### Extracted data entries
=== Section Start ===
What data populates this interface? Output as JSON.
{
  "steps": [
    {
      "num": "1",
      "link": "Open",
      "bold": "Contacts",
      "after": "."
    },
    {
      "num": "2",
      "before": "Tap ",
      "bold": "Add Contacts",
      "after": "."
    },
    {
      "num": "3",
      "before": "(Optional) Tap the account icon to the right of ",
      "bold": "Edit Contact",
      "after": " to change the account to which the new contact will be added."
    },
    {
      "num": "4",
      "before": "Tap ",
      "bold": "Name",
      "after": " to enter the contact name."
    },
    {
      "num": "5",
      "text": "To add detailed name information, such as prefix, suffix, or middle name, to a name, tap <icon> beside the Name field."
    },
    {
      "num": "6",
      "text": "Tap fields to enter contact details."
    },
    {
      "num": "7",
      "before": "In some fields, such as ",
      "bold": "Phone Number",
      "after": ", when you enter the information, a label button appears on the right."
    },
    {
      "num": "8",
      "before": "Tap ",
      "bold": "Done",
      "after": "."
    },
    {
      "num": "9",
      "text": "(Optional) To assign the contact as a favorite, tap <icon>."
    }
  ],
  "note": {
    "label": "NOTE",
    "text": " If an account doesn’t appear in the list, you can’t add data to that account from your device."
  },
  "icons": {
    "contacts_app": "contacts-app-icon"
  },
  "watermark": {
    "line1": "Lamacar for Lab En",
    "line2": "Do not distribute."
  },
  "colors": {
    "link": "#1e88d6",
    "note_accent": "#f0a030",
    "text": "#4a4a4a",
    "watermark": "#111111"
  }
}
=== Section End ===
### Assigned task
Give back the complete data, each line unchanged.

### Solution to the problem
What data populates this interface? Output as JSON.
{
  "steps": [
    {
      "num": "1",
      "link": "Open",
      "bold": "Contacts",
      "after": "."
    },
    {
      "num": "2",
      "before": "Tap ",
      "bold": "Add Contacts",
      "after": "."
    },
    {
      "num": "3",
      "before": "(Optional) Tap the account icon to the right of ",
      "bold": "Edit Contact",
      "after": " to change the account to which the new contact will be added."
    },
    {
      "num": "4",
      "before": "Tap ",
      "bold": "Name",
      "after": " to enter the contact name."
    },
    {
      "num": "5",
      "text": "To add detailed name information, such as prefix, suffix, or middle name, to a name, tap <icon> beside the Name field."
    },
    {
      "num": "6",
      "text": "Tap fields to enter contact details."
    },
    {
      "num": "7",
      "before": "In some fields, such as ",
      "bold": "Phone Number",
      "after": ", when you enter the information, a label button appears on the right."
    },
    {
      "num": "8",
      "before": "Tap ",
      "bold": "Done",
      "after": "."
    },
    {
      "num": "9",
      "text": "(Optional) To assign the contact as a favorite, tap <icon>."
    }
  ],
  "note": {
    "label": "NOTE",
    "text": " If an account doesn’t appear in the list, you can’t add data to that account from your device."
  },
  "icons": {
    "contacts_app": "contacts-app-icon"
  },
  "watermark": {
    "line1": "Lamacar for Lab En",
    "line2": "Do not distribute."
  },
  "colors": {
    "link": "#1e88d6",
    "note_accent": "#f0a030",
    "text": "#4a4a4a",
    "watermark": "#111111"
  }
}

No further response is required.